ABOUT THIS TASK: Your task is to count the lines of the entries below that include the word "JSON" and to give only the resulting number.

Records from a data collection:
◇ ◇ ◇ ◇
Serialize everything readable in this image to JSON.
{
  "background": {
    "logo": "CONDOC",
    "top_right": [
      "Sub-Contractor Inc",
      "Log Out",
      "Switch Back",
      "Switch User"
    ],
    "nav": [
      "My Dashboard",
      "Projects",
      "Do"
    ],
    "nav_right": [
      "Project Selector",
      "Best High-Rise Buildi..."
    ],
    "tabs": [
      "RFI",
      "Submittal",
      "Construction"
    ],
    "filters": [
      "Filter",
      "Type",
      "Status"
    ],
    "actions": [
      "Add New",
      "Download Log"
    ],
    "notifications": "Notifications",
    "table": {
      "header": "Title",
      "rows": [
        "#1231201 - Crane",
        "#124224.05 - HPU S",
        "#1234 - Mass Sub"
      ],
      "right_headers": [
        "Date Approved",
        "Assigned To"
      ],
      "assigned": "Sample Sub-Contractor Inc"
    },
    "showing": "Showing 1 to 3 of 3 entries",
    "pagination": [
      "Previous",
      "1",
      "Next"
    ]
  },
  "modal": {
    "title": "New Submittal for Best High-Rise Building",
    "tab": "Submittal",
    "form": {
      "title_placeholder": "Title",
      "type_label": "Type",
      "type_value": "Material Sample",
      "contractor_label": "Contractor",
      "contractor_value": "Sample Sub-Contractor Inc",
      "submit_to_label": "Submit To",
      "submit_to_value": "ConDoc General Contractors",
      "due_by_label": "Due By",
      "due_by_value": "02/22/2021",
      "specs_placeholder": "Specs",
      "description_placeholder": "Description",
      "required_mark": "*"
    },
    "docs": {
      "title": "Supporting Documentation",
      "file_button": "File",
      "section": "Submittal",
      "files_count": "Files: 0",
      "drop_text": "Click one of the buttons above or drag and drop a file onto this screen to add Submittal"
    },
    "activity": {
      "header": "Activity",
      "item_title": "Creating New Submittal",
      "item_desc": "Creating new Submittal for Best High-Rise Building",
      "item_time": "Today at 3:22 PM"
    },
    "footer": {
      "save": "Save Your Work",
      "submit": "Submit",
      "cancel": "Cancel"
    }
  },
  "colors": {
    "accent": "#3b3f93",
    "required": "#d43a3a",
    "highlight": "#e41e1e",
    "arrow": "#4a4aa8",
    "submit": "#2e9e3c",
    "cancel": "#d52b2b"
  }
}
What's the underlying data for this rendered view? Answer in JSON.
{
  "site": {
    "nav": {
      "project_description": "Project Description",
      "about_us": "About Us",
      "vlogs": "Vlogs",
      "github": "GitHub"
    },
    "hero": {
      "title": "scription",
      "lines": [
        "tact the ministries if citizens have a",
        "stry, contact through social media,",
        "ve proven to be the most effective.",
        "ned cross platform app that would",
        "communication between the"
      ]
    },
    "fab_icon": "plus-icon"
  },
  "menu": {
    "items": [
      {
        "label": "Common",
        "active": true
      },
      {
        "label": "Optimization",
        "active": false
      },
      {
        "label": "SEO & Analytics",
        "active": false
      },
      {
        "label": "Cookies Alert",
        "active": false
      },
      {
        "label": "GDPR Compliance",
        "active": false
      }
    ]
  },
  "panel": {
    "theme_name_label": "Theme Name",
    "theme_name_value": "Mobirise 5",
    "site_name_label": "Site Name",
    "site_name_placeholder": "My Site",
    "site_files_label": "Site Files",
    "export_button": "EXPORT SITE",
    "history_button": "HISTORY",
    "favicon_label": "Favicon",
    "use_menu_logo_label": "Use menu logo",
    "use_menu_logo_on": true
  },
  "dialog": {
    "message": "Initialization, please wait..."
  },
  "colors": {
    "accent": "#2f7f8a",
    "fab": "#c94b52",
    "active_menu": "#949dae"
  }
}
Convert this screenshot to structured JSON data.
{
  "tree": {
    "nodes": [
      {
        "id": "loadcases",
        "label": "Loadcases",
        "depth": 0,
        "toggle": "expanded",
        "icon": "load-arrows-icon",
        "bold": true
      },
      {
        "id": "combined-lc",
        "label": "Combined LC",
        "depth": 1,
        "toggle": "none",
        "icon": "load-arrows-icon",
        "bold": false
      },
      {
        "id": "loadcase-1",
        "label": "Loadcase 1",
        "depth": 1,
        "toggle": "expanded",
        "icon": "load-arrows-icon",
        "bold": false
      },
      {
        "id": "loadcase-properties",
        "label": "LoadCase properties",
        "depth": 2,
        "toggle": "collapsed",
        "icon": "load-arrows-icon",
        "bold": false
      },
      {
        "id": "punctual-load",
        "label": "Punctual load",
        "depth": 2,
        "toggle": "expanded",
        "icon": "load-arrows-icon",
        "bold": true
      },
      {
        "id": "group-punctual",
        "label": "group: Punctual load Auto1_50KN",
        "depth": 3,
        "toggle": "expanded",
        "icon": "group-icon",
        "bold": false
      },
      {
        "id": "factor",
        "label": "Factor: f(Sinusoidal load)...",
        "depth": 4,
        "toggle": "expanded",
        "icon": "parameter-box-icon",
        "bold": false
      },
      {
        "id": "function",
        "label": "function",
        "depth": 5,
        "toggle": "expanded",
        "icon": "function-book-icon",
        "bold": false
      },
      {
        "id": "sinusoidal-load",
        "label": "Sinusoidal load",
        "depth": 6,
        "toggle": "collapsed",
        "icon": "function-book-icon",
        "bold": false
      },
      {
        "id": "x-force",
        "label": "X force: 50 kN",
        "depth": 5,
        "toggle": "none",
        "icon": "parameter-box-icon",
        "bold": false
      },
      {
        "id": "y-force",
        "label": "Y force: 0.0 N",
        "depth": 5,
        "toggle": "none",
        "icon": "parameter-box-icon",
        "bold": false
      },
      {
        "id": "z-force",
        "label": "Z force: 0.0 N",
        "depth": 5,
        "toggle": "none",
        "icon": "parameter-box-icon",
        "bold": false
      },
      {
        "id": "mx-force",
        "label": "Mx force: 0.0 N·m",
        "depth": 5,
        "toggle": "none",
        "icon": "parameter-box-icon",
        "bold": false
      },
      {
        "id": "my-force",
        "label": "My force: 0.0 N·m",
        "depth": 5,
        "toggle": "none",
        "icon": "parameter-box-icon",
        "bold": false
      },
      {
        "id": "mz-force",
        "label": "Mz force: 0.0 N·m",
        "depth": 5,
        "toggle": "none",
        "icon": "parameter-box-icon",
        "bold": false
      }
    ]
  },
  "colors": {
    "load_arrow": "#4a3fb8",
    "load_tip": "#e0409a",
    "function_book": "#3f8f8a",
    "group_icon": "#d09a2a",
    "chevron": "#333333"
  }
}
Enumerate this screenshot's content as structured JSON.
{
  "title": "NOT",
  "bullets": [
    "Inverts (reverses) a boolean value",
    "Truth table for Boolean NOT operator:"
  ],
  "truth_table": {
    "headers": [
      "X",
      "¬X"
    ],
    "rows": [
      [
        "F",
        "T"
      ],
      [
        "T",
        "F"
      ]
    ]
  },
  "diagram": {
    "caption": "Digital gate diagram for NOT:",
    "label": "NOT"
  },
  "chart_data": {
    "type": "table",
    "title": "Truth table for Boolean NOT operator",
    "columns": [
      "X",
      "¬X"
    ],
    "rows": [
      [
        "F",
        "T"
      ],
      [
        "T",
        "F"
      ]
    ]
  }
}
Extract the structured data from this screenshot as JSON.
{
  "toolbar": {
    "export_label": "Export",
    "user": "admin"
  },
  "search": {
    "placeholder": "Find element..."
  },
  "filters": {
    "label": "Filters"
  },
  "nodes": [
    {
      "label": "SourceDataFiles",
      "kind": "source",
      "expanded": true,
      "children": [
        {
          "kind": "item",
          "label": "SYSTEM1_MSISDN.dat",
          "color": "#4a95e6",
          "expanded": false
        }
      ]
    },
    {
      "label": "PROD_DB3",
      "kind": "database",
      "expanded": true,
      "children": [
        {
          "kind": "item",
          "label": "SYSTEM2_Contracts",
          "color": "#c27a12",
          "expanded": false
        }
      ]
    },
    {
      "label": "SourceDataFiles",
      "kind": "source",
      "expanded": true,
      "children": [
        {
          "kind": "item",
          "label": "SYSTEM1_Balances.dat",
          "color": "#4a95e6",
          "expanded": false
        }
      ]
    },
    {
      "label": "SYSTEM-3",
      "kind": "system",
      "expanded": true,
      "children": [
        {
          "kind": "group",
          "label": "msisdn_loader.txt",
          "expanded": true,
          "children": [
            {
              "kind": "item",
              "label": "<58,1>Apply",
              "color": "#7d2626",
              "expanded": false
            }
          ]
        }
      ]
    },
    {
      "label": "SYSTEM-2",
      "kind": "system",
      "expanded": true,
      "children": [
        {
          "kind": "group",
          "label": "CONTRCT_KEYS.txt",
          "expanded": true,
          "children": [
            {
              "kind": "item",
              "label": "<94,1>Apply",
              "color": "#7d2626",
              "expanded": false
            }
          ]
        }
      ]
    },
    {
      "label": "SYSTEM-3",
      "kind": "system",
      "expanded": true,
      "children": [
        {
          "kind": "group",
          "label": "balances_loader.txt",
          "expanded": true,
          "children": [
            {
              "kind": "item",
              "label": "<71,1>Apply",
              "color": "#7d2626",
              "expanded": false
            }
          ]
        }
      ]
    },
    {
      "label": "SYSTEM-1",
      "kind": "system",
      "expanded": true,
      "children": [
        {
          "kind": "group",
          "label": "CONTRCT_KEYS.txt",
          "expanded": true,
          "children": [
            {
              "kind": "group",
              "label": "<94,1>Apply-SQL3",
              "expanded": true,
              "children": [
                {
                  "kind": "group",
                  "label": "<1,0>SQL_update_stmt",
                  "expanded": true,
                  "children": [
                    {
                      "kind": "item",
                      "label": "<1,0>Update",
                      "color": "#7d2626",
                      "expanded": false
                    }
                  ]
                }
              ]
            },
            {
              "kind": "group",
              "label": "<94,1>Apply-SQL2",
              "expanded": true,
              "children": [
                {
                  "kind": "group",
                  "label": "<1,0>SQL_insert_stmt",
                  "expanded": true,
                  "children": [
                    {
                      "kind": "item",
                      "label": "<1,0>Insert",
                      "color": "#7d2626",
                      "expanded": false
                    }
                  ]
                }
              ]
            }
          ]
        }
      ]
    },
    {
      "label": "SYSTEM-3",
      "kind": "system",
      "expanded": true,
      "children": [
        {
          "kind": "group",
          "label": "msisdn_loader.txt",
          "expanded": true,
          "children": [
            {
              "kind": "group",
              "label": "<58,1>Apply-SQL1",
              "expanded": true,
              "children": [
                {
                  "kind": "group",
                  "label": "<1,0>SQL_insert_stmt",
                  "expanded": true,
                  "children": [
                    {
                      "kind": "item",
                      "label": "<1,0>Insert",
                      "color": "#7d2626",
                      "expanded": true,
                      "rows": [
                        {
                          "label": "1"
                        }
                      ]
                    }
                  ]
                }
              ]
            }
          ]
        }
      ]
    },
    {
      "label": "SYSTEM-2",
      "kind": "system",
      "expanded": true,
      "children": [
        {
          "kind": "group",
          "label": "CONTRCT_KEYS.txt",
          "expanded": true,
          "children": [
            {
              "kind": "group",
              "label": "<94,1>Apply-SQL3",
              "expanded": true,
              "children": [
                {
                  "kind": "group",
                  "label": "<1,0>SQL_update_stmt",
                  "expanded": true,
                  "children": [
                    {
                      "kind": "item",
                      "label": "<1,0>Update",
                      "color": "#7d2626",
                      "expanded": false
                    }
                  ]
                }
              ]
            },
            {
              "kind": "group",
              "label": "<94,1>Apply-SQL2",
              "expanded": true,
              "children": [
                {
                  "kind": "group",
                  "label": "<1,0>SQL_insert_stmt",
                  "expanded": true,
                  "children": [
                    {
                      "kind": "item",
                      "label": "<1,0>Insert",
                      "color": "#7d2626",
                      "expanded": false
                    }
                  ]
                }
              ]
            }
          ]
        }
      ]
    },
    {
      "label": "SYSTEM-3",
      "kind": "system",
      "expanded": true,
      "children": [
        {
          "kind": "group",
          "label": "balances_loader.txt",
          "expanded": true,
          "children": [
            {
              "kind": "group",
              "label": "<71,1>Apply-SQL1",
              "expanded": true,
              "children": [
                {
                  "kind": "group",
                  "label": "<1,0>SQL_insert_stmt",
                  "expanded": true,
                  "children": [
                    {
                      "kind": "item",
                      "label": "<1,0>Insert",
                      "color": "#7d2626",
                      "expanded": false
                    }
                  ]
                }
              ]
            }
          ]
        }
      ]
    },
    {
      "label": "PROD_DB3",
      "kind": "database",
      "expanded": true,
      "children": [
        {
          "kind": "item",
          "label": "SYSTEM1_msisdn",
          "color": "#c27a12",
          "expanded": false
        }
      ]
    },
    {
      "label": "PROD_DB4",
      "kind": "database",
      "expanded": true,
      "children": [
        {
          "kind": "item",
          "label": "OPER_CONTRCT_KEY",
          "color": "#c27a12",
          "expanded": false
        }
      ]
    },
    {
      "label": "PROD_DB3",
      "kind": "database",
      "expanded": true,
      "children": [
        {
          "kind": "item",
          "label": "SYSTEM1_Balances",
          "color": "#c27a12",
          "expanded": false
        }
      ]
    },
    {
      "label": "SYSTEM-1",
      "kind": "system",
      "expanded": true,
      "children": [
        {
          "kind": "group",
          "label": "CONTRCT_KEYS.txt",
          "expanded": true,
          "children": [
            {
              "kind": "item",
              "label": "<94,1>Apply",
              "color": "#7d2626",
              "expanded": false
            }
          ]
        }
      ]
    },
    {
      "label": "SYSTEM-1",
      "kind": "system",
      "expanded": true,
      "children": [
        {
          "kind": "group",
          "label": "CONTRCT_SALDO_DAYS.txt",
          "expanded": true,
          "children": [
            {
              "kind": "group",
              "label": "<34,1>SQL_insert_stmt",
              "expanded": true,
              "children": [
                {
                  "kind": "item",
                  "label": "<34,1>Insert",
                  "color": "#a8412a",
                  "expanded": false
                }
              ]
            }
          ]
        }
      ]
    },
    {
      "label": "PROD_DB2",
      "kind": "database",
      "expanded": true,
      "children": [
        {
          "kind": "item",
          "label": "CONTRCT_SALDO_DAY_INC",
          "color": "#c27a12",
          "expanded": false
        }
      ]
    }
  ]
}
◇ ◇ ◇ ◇
RESPONSE: 5